Unexpected Journey by Thom S. Rainer is the story of 12 people of other faiths who turned to Christianity. Rainer and his wife interview each of these new Christians about what their former beliefs were and how they came to find Christ. The interviews are pretty straightforward other than the occasional awkward interruption by Rainer putting himself into the story. The stories are riveting looks inside faiths we don't normally hear about. Mormon, Jehovah's Witness, Hinduism and Buddhism converts are expected. The Wiccan, astrologer, and Satanist are fascinating. Each convert also gives advice on how to speak to someone of their former faith and help them find Jesus the way they did. The advice in every case is the same: Show Christ's love. Judgmental behavior and accusations don't work; only acceptance and love can show another person what being a Christian truly is. This lesson is pounded home again and again, but it can't be repeated enough. Pundits making pronouncements about the morality or goodness aren't a very good example of Christianity. It's people on a individual basis who can make a difference. The book only stumbles when Rainer tries to give unnecessary ambience to the stories. Reading about his troubles finding restaurants and how friendly the waitress was isn't necessary and only detracts from the power of these stories. My one other complaint is that I doubt anyone who isn't already a Christian will pick up this book and be swayed by it, but the advice inside for Christians is well-taken.

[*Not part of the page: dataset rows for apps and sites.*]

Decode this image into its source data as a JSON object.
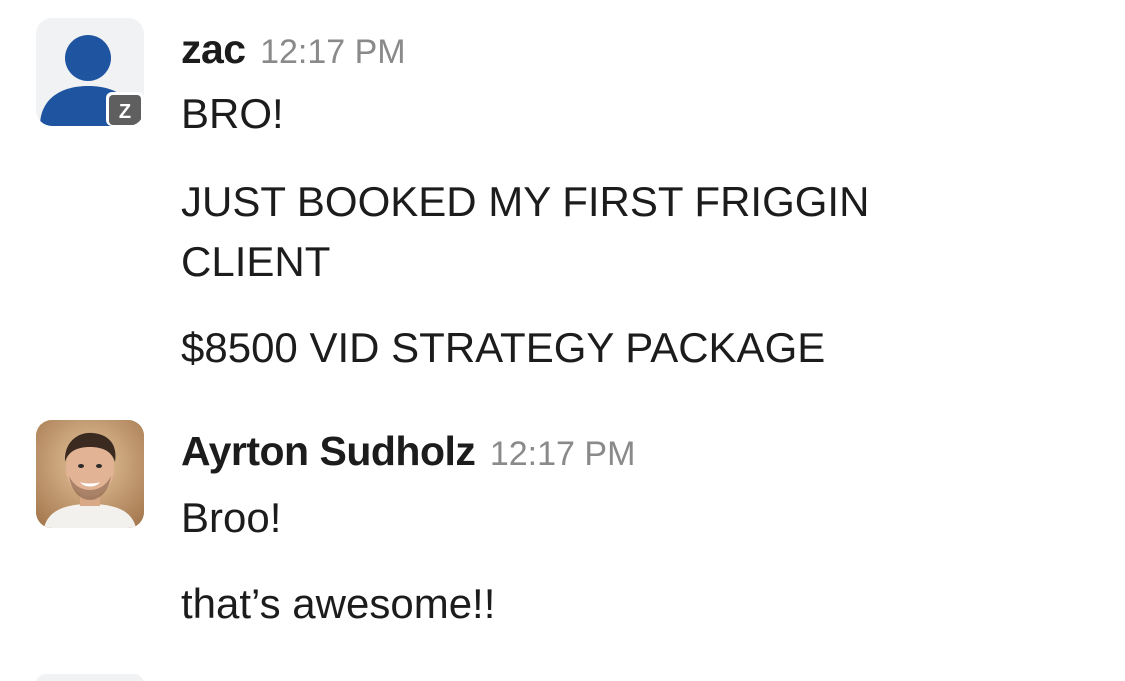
{
  "messages": [
    {
      "sender": "zac",
      "time": "12:17 PM",
      "avatar_badge": "Z",
      "avatar_icon": "user-silhouette-icon",
      "lines": [
        "BRO!",
        "JUST BOOKED MY FIRST FRIGGIN",
        "CLIENT",
        "$8500 VID STRATEGY PACKAGE"
      ]
    },
    {
      "sender": "Ayrton Sudholz",
      "time": "12:17 PM",
      "avatar_icon": "profile-photo",
      "lines": [
        "Broo!",
        "that’s awesome!!"
      ]
    }
  ],
  "colors": {
    "avatar_blue": "#1f55a0",
    "badge_gray": "#5f5f5f",
    "timestamp_gray": "#8a8a8a"
  }
}
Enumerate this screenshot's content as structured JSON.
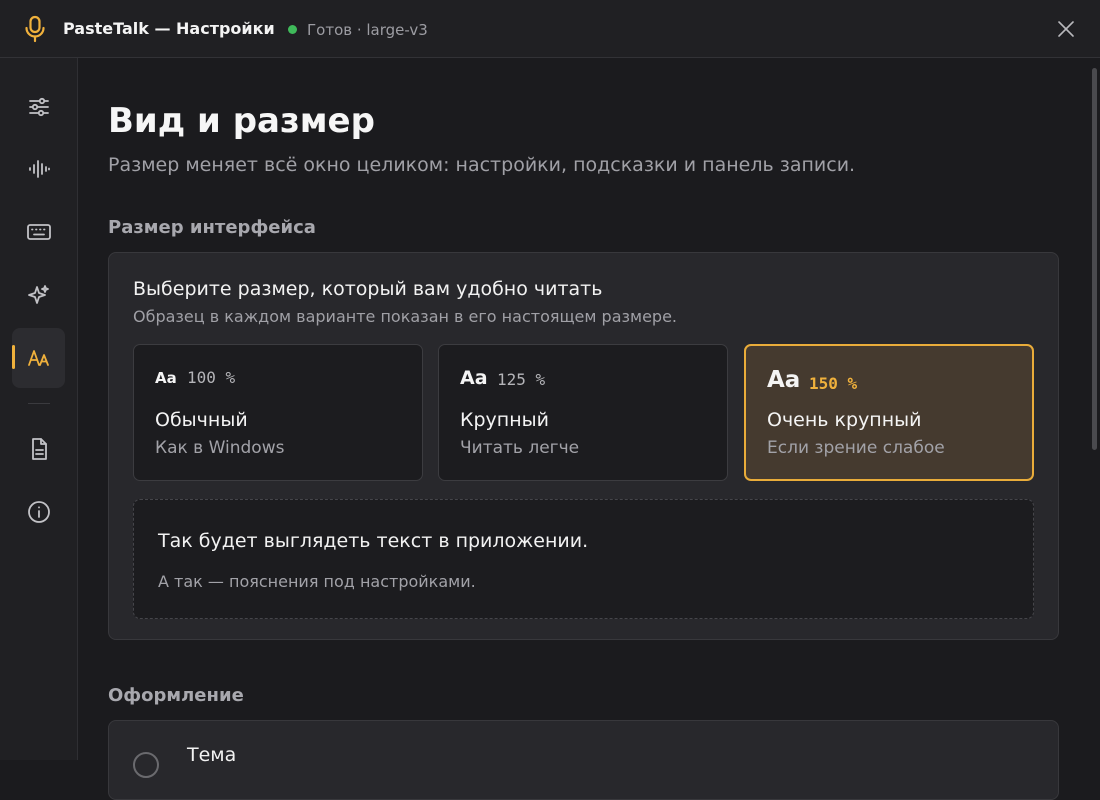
{
  "window": {
    "title": "PasteTalk — Настройки",
    "status": "Готов · large-v3",
    "status_color": "#3fba5a",
    "accent": "#f0b13c"
  },
  "sidebar": {
    "items": [
      {
        "icon": "sliders-icon"
      },
      {
        "icon": "waveform-icon"
      },
      {
        "icon": "keyboard-icon"
      },
      {
        "icon": "sparkle-icon"
      },
      {
        "icon": "text-size-icon",
        "active": true
      },
      {
        "icon": "document-icon"
      },
      {
        "icon": "info-icon"
      }
    ]
  },
  "page": {
    "title": "Вид и размер",
    "subtitle": "Размер меняет всё окно целиком: настройки, подсказки и панель записи."
  },
  "size_section": {
    "title": "Размер интерфейса",
    "card_title": "Выберите размер, который вам удобно читать",
    "card_desc": "Образец в каждом варианте показан в его настоящем размере.",
    "options": [
      {
        "sample": "Aa",
        "percent": "100 %",
        "name": "Обычный",
        "hint": "Как в Windows",
        "selected": false
      },
      {
        "sample": "Aa",
        "percent": "125 %",
        "name": "Крупный",
        "hint": "Читать легче",
        "selected": false
      },
      {
        "sample": "Aa",
        "percent": "150 %",
        "name": "Очень крупный",
        "hint": "Если зрение слабое",
        "selected": true
      }
    ],
    "preview_main": "Так будет выглядеть текст в приложении.",
    "preview_sub": "А так — пояснения под настройками."
  },
  "appearance_section": {
    "title": "Оформление",
    "theme_label": "Тема"
  }
}
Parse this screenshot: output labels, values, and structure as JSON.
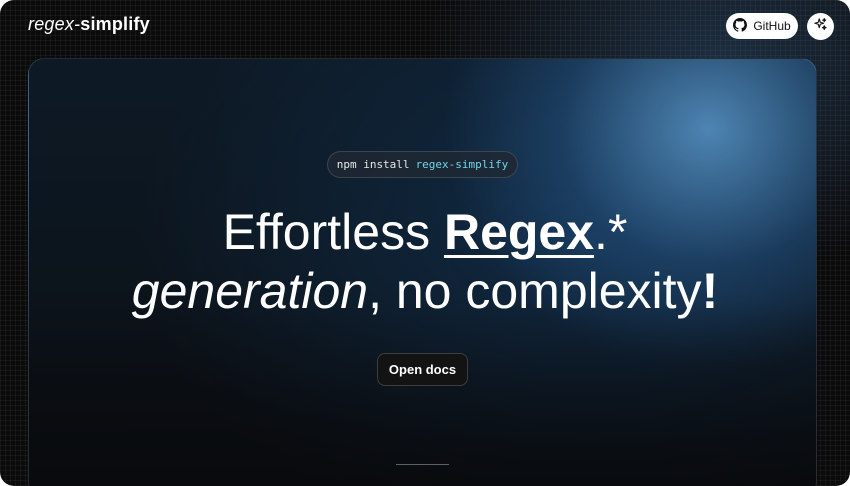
{
  "header": {
    "logo_prefix": "regex-",
    "logo_suffix": "simplify",
    "github_label": "GitHub",
    "github_icon": "github-icon",
    "theme_icon": "sparkle-icon"
  },
  "hero": {
    "install_command": "npm install",
    "install_package": "regex-simplify",
    "headline_line1_plain": "Effortless ",
    "headline_line1_strong": "Regex",
    "headline_line1_tail": ".*",
    "headline_line2_em": "generation",
    "headline_line2_plain": ", no complexity",
    "headline_line2_bang": "!",
    "docs_button_label": "Open docs"
  },
  "colors": {
    "background": "#0b0b0c",
    "accent": "#6fd6ea",
    "glow": "#5896c8"
  }
}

Mia is sick tonight, running a fever of 101 and sleeping already at 6 pm. Keep her in your prayers.